For the most part, though, Prangley focused on the form he knew best: council-manager, in which the city council serves as the legislative and policy arm of government and a city manager supervises all departments as well as day-to-day operations. The mayor presides over council meetings but has mostly ceremonial duties.
Prangley was the city manager of Riverdale Park for 31 years and Berwyn Heights for two before joining ICMA. (His mother, Mary, served on the Hyattsville City Council for 22 years, the last four as mayor.)
“Most municipalities draw elements from more than one form of government,” said MML Director of Research Jim Peck. “If you think of mayoral powers as a continuum, at one end is the strongest of the strong mayors. The mayor is the CEO, oversees day-to-day operations and has veto power. In this case, a council is a policymaking body only.”
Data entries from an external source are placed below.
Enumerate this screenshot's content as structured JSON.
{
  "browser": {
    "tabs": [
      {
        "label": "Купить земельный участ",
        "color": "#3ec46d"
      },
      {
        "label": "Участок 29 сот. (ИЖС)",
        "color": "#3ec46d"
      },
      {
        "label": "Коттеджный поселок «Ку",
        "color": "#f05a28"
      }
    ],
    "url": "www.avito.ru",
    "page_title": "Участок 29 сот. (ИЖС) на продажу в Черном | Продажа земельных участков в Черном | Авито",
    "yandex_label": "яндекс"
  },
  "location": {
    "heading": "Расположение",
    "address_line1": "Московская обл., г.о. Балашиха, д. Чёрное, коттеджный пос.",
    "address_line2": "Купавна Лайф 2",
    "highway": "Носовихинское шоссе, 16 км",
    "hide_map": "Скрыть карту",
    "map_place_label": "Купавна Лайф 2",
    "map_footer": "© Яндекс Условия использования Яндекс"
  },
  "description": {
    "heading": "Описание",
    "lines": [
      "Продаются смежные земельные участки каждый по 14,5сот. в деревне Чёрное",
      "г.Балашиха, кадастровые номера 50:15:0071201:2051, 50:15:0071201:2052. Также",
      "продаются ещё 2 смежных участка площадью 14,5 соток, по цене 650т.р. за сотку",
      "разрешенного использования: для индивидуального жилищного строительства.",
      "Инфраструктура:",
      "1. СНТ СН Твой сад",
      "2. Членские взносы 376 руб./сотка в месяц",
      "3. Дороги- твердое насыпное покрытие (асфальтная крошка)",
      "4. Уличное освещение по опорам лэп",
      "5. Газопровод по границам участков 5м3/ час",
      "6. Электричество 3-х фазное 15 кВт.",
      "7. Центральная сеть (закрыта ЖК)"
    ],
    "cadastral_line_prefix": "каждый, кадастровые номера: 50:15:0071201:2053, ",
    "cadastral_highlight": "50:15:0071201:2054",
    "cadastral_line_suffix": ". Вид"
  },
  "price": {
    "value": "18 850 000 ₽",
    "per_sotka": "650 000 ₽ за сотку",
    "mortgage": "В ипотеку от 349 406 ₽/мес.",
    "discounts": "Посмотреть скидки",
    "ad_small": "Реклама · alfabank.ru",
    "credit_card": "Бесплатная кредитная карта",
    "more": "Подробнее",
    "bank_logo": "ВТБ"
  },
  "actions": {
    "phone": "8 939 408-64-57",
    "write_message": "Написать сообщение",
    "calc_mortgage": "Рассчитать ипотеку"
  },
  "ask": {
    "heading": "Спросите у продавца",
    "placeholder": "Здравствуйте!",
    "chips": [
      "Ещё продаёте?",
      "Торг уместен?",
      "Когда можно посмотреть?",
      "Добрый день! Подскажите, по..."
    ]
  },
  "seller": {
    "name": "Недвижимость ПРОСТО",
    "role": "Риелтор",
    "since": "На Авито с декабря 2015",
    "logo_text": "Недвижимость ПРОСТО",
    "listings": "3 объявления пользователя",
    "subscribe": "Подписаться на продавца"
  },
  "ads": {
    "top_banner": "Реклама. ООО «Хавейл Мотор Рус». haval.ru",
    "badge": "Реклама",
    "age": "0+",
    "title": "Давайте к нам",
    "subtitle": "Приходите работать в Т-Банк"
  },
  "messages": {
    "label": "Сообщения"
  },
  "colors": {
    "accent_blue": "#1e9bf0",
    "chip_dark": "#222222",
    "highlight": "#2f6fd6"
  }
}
On the other end of the spectrum, he said, is the council-manager form of government. “The city manager is CEO, overseeing day-to-day operations. The manager hires and fires department heads and works with staff to create a budget. The mayor is more of a figurehead, with no more power than anyone else on the council.”
The Hyattsville charter says that “the City Administrator, the Mayor and the appointed Department Heads … may give direct orders to City employees.”
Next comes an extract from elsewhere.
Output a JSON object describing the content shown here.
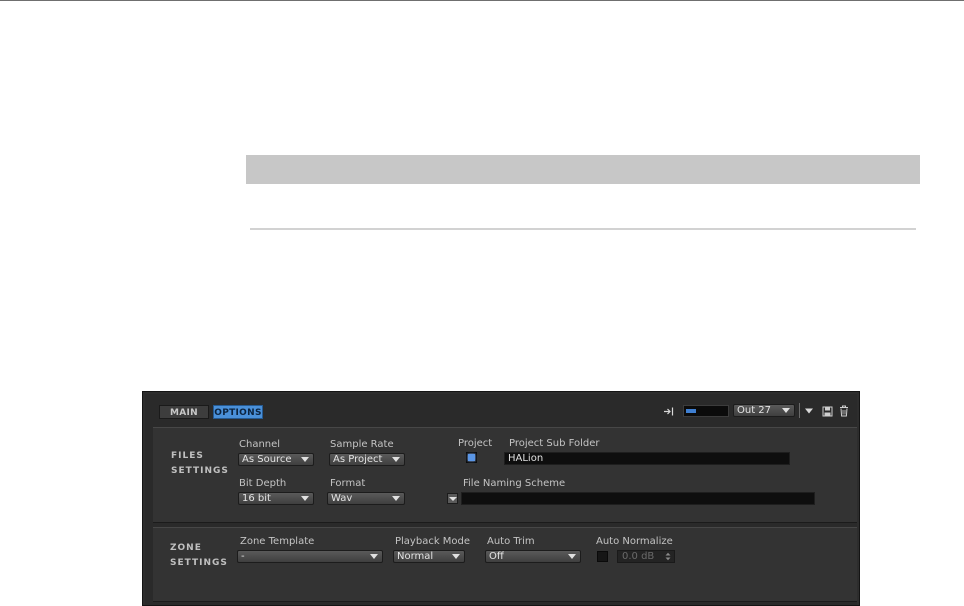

In essence, that means that employees have three bosses, which has led to problems. “Everyone up here on the dais understands the problem with competing authority,” said Ward 2 Councilmember Shani Warner.
“It’s kind of a hybrid here,” said Prangley. “The city administrator is allowed to do certain things, but without hiring and firing power. … What I see as the real drawback [to Hyattsville’s structure] is that there are operational issues that come up all the time. “With a city manager, the responsibilities are centralized in one person.”
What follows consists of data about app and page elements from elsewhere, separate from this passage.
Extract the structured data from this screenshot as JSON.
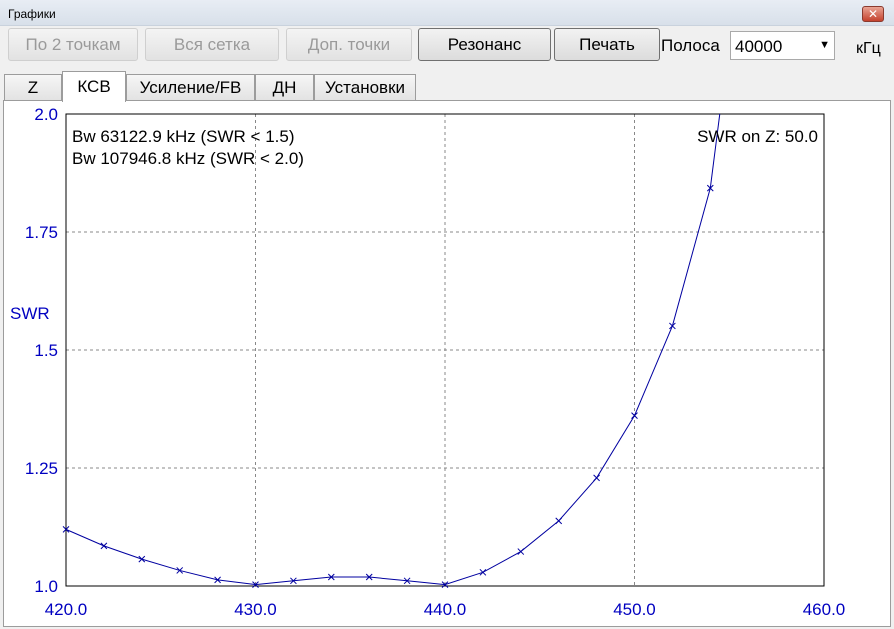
{
  "window": {
    "title": "Графики",
    "close_glyph": "✕"
  },
  "toolbar": {
    "by_two_points": "По 2 точкам",
    "whole_grid": "Вся сетка",
    "extra_points": "Доп. точки",
    "resonance": "Резонанс",
    "print": "Печать",
    "band_label": "Полоса",
    "band_value": "40000",
    "band_unit": "кГц"
  },
  "tabs": [
    {
      "label": "Z"
    },
    {
      "label": "КСВ"
    },
    {
      "label": "Усиление/FB"
    },
    {
      "label": "ДН"
    },
    {
      "label": "Установки"
    }
  ],
  "chart_data": {
    "type": "line",
    "ylabel": "SWR",
    "xlim": [
      420.0,
      460.0
    ],
    "ylim": [
      1.0,
      2.0
    ],
    "xticks": [
      "420.0",
      "430.0",
      "440.0",
      "450.0",
      "460.0"
    ],
    "yticks": [
      "1.0",
      "1.25",
      "1.5",
      "1.75",
      "2.0"
    ],
    "grid": true,
    "annotations": [
      "Bw 63122.9 kHz (SWR < 1.5)",
      "Bw 107946.8 kHz (SWR < 2.0)",
      "SWR on Z: 50.0"
    ],
    "series": [
      {
        "color": "#0000a0",
        "marker": "x",
        "x": [
          420,
          422,
          424,
          426,
          428,
          430,
          432,
          434,
          436,
          438,
          440,
          442,
          444,
          446,
          448,
          450,
          452,
          454,
          454.5
        ],
        "y": [
          1.12,
          1.085,
          1.057,
          1.033,
          1.013,
          1.003,
          1.011,
          1.019,
          1.019,
          1.011,
          1.003,
          1.029,
          1.073,
          1.138,
          1.229,
          1.361,
          1.551,
          1.843,
          2.0
        ]
      }
    ]
  }
}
He also emphasized that city managers are “highly trained professionals” with experience in managing budgets as well as day-to-day operations.
Schiro agreed, saying that he had worked under a variety of scenarios,”I agree with Mr. Prangley that it’s the most effective form of government. The operation of the city is the city manager’s profession and full-time employment. … You [councilmembers] have day jobs, and that’s why you hire a city manager.”
Former mayor Bill Gardiner said that Hyattsville is “generally considered to be a strong mayor form of government, but it’s more of a hybrid. The mayor is CEO, introduces a budget and can direct all staff. I don’t think it’s necessary for the mayor to have the authority to direct all staff. A city manager, rather than a city administrator, would have a far greater role in the hiring and firing of department directors — as well as increased responsibility for their performance.”
A city manager would also be responsible for drafting an annual budget instead of the mayor. The city charter appears to be open to interpretation on that duty, giving it to both the city administrator (“Prepare and submit to the Mayor by May of each year a proposed budget for the City”) and the mayor (” … “submit a budget to the Council … at least 32 days before the beginning of any fiscal year”).
Councilmembers had several questions about budget authority, mentioning last year’s bruising process more than once.
“Is there a way we can define the powers more? Yes,” said City Attorney Richard Colaresi. “I would say you already have most of it, and it needs to be fine tuned.”
Colaresi praised the Hyattsville’s “culture [and] personality,” cautioning against wholesale changes to the charter.
“I’ve been in and out of lots of different municipalities,” said Colaresi. But the civic interest, the amount of brainpower that goes into solving your problems is enormous and I don’t know your like anywhere.”